We have not had the benefit of hearing or seeing the witnesses testify, and we must make allowances for that. The trial judge in his judgment noted that the evidence offered by the defence to controvert the respondents’ testimony was unclear. The deceased first testified that he was given 6 acres and that he had bought 10 acres. On cross examination, he stated that he had actually bought 30 acres, and not 10 as he had stated before. Another witness, Kamau Kinguuri, who testified as PW4, stated that he had no knowledge of the distribution of the property because he would not have been called to a meeting for that purpose as it would have been a family affair. Wairi Kiuma, who testified as DW2 conceded that the deceased had inherited land from his father so that the family could share it out.
Having perused the record of appeal, we find that the evidence tendered by the witnesses for the deceased was contradictory and did not controvert the respondents’ case. In light of the evidence, we find that the deceased was holding a portion of the suit property in trust for the respondents, which was evinced by the fact that they continued to cultivate the land, and were allowed to keep the proceeds of the farming that they undertook there.
The appellant took fault with the finding of the learned judge that the respondents were entitled to a portion of the land despite their marital statuses. The events that gave rise to this appeal took place as far back as 1958. This was before the enactment of the Law of Succession Act in 1981 which removed the distinction between married and unmarried daughters. At this time, the law was as was stated in Wambugi v Kimani  2 KAR 292 where Kwach JA quoted Eugene
Cotran’s his Restatement of African Law Vol.2
“Inheritance under Kikuyu law is patrilineal. The pattern of inheritance is based on the equal distribution of man's property among his sons, subject to the proviso that the eldest son may get a slightly larger share. Daughters are normally excluded, but may also receive a share if they remain unmarried.”
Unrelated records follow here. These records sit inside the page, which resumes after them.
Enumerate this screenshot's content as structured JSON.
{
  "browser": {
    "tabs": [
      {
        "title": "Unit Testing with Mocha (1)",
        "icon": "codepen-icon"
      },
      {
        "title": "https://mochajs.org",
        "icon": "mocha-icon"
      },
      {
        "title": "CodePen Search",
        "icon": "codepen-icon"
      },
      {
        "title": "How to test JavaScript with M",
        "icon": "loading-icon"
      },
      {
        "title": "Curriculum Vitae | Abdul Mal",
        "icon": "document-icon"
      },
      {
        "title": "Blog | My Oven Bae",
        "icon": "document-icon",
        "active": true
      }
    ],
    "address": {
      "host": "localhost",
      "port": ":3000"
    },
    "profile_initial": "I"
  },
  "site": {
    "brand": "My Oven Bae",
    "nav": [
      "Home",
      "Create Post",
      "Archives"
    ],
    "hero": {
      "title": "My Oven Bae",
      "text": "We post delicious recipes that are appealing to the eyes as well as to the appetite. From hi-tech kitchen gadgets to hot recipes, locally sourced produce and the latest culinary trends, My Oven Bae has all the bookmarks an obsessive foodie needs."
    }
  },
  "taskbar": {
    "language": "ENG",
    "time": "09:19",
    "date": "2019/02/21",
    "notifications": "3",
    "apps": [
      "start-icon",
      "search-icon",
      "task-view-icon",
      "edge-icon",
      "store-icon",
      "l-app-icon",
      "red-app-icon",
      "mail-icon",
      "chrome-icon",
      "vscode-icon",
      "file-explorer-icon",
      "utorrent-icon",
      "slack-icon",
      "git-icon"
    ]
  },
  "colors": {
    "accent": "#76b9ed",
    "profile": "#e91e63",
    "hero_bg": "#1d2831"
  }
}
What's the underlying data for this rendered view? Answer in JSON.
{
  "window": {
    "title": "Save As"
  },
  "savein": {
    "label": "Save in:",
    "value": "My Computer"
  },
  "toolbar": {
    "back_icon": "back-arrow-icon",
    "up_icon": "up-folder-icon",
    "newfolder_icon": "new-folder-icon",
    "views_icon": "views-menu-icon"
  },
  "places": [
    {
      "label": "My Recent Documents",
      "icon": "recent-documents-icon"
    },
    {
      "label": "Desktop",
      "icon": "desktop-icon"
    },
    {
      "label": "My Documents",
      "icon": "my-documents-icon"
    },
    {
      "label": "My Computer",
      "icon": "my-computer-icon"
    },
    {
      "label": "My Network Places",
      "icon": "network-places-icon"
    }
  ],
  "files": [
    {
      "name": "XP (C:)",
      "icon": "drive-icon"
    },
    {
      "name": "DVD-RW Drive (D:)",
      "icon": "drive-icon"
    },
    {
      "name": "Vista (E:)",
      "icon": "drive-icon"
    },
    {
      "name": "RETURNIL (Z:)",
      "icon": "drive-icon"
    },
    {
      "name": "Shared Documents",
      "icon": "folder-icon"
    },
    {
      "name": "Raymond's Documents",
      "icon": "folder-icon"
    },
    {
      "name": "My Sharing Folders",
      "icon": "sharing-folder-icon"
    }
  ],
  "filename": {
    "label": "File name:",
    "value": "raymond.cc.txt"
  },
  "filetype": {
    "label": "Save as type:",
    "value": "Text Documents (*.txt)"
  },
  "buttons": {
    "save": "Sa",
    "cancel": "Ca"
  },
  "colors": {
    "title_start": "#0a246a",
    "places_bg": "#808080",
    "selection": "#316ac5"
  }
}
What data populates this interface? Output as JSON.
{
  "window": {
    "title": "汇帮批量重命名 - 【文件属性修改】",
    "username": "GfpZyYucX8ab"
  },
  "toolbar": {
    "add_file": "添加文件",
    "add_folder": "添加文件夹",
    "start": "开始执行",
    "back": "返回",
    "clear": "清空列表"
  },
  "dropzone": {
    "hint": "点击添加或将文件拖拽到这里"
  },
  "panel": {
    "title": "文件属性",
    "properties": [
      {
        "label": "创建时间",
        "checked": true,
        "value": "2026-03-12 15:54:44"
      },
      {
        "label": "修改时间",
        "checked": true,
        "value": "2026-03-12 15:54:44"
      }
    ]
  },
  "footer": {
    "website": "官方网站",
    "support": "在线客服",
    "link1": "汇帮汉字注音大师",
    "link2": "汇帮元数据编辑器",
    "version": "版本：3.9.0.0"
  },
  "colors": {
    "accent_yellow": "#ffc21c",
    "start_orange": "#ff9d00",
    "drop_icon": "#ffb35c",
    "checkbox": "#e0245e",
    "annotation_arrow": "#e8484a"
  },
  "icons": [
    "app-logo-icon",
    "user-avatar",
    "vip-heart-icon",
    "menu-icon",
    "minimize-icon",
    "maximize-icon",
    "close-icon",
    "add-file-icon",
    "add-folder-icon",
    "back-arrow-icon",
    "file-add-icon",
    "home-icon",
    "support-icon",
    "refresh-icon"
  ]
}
This leads us to the question of whether or not the respondents were married or unmarried. The 1st respondent was not married; 1st respondent maintained that she had been married, but she had subsequently divorced, while the 3rd respondent is married. To our minds, it would not matter that the respondents were married or unmarried. As we have stated, it appears that the deceased patriarch intended to leave some property to his daughters, and that these daughters, at the time of his death, had been unmarried. It therefore seems to us that the fact of being married would not militate against the respondents. There is overwhelming evidence of the deceased holding a portion of 11 acres in trust for the respondents; we find and hold that the learned trial judge was correct in reaching this finding.
The end result is that this appeal fails in its entirety. We hereby order it dismissed, with costs to the respondents.
Dated and Delivered at Nairobi this 11th day of March, 2016
JUDGE OF APPEAL
JUDGE OF APPEAL
JUDGE OF APPEAL
I certify that this is a true copy of the original